Churchill – the man who wrote, when millions of people were dying: “I LOVE this war!” - had sent several ‘top secret’ memos saying that it would be ideal if American ships could be enticed into the areas where U-boats were operating, so that they would be sunk and America would join the Allies. He did not care how many people were killed as long as he succeeded in his war game. Captain Schwieger, on the other hand, had sunk several ships but had always given the crews time to escape. Only days before sinking Lusitania, he surfaced before firing a torpedo at another vessel so that the crew would see him, abandon ship and make their way to safety before they were struck. No one was killed. When he saw Lusitania, he was aware that the ship had sufficient lifeboats for all the passengers.
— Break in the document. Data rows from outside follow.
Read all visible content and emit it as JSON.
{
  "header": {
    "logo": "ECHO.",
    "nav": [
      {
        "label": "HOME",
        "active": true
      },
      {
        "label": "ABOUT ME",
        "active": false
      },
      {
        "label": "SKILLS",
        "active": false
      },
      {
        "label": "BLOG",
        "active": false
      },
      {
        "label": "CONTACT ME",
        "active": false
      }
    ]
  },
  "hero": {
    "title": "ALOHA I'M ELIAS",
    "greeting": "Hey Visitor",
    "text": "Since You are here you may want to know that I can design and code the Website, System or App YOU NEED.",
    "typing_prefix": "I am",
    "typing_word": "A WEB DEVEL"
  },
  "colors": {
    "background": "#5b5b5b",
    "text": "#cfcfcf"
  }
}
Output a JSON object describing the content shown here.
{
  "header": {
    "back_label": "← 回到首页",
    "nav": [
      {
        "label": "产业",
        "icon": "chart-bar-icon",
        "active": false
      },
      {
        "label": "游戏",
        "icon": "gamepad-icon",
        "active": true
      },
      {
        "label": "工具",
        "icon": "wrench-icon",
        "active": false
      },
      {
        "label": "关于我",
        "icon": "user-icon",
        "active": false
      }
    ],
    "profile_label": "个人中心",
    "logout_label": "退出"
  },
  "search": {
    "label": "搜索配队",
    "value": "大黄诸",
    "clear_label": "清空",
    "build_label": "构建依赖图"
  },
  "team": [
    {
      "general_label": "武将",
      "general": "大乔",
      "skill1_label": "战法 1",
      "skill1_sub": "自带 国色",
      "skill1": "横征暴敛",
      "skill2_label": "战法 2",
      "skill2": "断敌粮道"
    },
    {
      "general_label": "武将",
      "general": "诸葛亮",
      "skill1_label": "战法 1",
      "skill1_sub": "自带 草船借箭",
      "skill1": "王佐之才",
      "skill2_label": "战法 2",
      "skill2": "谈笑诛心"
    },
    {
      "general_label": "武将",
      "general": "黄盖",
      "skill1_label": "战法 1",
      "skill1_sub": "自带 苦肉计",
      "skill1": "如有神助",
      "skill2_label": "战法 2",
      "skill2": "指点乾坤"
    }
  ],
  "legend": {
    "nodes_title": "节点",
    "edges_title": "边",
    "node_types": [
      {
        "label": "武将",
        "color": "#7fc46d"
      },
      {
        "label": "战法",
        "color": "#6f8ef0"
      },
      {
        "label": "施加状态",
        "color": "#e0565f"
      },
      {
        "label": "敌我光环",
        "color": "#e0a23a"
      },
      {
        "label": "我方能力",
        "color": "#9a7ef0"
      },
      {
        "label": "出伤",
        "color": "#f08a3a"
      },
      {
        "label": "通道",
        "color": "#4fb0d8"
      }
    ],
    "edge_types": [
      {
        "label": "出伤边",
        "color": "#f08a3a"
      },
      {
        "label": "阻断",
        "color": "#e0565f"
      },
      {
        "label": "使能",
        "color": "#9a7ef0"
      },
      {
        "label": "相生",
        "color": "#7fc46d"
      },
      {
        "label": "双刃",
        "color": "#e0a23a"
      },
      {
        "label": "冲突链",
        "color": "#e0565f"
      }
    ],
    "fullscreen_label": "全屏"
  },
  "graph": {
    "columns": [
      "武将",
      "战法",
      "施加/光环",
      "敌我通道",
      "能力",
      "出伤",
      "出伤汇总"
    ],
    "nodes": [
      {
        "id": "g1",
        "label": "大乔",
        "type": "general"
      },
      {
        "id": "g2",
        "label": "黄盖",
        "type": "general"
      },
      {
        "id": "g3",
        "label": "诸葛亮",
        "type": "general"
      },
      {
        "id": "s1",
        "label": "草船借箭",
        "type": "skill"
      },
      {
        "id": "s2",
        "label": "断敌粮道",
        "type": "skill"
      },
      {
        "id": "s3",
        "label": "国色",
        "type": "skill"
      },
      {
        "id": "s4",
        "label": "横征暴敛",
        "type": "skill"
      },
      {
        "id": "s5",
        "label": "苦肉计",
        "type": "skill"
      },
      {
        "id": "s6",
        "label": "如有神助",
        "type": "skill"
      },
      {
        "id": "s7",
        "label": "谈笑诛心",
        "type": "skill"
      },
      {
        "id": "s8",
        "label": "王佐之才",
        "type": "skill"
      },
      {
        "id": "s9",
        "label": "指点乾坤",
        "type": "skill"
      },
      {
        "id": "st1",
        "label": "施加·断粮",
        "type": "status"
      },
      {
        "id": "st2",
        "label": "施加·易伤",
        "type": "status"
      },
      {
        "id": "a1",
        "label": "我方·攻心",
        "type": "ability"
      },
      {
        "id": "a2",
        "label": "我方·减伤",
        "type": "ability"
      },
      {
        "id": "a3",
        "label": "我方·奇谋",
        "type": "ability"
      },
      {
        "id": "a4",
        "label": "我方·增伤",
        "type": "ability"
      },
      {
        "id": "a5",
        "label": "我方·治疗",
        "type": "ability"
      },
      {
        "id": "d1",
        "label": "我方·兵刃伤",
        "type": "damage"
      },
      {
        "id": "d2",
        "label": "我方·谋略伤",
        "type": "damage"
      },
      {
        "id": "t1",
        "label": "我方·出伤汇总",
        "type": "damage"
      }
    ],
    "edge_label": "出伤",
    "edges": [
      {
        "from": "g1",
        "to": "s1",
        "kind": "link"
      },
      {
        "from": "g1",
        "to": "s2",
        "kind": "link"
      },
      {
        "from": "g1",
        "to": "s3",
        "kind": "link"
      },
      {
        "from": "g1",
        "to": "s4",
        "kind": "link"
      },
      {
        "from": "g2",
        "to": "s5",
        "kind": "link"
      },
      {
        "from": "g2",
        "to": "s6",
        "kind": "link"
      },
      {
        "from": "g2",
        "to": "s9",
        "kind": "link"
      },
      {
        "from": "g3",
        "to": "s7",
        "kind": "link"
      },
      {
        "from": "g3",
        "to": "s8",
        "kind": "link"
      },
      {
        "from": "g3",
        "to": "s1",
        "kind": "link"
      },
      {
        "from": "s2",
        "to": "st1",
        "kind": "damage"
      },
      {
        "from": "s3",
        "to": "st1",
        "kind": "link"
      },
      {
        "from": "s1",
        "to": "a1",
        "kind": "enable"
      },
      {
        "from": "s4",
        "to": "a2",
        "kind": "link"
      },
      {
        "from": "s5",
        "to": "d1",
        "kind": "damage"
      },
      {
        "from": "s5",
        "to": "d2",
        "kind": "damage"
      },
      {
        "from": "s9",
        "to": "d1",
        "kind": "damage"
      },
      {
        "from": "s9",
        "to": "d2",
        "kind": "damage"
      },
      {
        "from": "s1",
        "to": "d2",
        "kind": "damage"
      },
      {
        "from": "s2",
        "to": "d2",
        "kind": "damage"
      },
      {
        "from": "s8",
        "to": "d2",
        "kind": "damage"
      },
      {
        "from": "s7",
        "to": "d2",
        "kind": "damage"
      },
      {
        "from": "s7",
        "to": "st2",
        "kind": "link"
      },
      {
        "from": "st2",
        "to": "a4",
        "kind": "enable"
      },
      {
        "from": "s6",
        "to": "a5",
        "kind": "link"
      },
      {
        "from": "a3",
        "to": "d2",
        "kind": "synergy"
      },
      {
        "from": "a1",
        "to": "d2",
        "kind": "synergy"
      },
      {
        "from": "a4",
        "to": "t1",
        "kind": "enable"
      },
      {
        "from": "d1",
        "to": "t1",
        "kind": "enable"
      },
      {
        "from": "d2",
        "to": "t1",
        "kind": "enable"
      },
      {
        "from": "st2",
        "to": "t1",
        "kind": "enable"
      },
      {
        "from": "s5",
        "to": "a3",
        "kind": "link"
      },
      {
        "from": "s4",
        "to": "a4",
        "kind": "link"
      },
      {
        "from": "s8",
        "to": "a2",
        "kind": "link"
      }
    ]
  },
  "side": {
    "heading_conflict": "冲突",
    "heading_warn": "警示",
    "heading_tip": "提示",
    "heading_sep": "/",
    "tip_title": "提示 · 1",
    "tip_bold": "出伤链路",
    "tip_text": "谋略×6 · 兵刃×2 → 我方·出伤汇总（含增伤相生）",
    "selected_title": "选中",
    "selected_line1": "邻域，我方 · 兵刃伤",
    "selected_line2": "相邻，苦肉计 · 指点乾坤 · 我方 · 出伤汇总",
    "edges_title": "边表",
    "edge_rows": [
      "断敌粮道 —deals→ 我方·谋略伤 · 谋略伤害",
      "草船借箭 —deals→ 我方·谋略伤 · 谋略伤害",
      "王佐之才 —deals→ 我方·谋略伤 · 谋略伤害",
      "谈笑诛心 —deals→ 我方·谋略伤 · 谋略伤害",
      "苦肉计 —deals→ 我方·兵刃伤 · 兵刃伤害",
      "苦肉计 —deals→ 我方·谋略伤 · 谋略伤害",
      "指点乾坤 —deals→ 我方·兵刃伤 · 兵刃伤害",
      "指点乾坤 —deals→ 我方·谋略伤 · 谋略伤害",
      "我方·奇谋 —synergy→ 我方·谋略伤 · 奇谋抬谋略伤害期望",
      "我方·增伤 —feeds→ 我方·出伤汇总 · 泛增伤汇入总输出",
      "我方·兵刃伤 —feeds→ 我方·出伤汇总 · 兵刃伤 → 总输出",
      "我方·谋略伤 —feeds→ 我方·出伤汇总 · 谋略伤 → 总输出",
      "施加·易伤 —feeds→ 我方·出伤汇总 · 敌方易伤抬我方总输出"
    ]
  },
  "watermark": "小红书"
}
He also knew that a ship like that would take a long time to sink (Titanic took two hours) and, since they were very close to the Irish coast, the passengers would have time to make their way to the shore. In fact, due to the second explosion, the ship listed, rendering half the lifeboats useless and in the ensuing panic, other lifeboats were dropped too hastily into the sea and capsized. The whole ship sank in less than twenty minutes.
A couple of weeks before the ship left New York, the German Embassy in Washington posted a notice warning that all ships bearing the British flag were liable to be attacked. Several prominent bankers also received specific telegrams from some ‘unknown’ source, telling them quite specifically that Lusitania would be torpedoed. Some of them cancelled their passage.
A British battleship, Juno, had been patrolling the waters and could have served as an escort to Lusitania but this ship was recalled to port and no alternative was sent out. British intelligence was aware that the U-boat was operating but no specific warning was sent by Churchill. Lusitania was capable of great speed and could have out-sailed any U-boat, but the owners had ordered the captain to use only some of her engines in order to save fuel, and for the same reason the ship did not zig-zag as others did to make a torpedo attack virtually impossible. Basically, Lusitania was a sitting duck.
The evening before the attack, King George V asked an ambassador whether the USA would enter the war if a U-boat sank Lusitania. Churchill then went on holiday. Who was to blame for the murder of over a thousand people? Who was the real – and more cowardly – aggressor?